      • Hi, Karen. Thanks a lot! I agree, and indeed, technological progress is important to advance research, but not only as I think we are not entirely explainable mechanistically (i.e., genetically, (neuro-) biologically). Our personality may be determined by a “dynamic interactions among biological, psychological, behavioral and social factors.” – US Research Council Committee. I find your background impressive, and I appreciate to stay connected!

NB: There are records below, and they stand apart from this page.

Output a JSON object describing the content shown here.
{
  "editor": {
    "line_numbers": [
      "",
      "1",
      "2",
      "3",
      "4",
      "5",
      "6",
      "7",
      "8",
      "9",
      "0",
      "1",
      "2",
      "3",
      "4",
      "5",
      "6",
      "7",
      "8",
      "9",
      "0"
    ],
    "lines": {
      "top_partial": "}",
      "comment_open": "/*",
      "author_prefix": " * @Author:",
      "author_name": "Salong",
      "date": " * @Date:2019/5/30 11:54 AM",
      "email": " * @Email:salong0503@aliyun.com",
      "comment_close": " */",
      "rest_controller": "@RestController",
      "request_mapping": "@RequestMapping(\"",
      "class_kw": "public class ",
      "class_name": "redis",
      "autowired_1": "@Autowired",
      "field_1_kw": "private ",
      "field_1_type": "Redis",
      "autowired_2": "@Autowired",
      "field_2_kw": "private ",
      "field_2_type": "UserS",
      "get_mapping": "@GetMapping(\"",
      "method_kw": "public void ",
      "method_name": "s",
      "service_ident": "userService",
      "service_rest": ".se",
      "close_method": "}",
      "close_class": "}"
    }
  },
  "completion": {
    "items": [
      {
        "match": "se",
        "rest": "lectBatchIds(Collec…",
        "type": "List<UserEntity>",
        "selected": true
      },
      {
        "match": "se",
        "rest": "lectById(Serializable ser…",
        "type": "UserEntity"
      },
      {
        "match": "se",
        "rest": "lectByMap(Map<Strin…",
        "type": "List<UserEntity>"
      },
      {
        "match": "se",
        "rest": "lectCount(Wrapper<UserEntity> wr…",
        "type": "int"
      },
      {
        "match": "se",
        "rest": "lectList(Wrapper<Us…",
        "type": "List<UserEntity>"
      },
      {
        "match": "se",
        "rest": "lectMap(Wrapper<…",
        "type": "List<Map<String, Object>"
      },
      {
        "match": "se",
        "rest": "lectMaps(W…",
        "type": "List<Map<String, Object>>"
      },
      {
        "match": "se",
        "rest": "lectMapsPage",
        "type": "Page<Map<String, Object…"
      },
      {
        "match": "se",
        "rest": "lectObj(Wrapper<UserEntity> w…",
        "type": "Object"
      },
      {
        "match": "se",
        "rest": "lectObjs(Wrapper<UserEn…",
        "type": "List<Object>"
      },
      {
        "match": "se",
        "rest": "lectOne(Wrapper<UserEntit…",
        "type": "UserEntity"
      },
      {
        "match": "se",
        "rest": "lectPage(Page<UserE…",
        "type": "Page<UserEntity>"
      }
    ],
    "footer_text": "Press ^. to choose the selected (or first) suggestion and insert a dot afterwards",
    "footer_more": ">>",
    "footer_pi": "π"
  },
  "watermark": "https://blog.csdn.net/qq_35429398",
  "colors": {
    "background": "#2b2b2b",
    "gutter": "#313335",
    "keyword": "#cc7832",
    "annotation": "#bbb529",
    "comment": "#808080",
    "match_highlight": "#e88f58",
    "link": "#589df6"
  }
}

      • I agree with you!! And yes, we are genetically and biologically, culture, birth place, and we are complex beings. All of those variables impact us. In fact, even food chemistry can play hectic with our personality in our developmental stages and through out our lives. You might find it interesting. Chemistry, Botany, and food science are favorite studies of mine. Yet, even all of this does not explain, the un-explainable. K D 🙂

  • Love this article. I could talk about the nature versus nuture debate all day. Although, I have over the past few years taken the Myers Briggs test with varying results. Sometimes I’m an ENFJ, othertimes I’m an INFP! Strange, right?

    • Thank you. It’s interesting indeed, and still a debate as you mention! Given the influence of “nurture,” it is not surprising to me that personality tendencies and especially shown behavior can differ over time as personal development changes its focus (e.g., professional vs. private) and environment (e.g., different jobs and responsibilities) with age, life events, and many more influencing factors. As in your case, maybe it is a typical development to become more introvert, and perception focused with less extrovert and judging tendencies over time, while the use of intuition and feelings can remain more basic characteristics.

      • Ahh very interesting, thanks Mathais I hadn’t thought about like that – I did often feel back when I was showing up more as an extrovert that I was “putting it on” at times as extroversion is often championed as preferable in Western cultures. Thanks again and looking forward to reading more of your posts.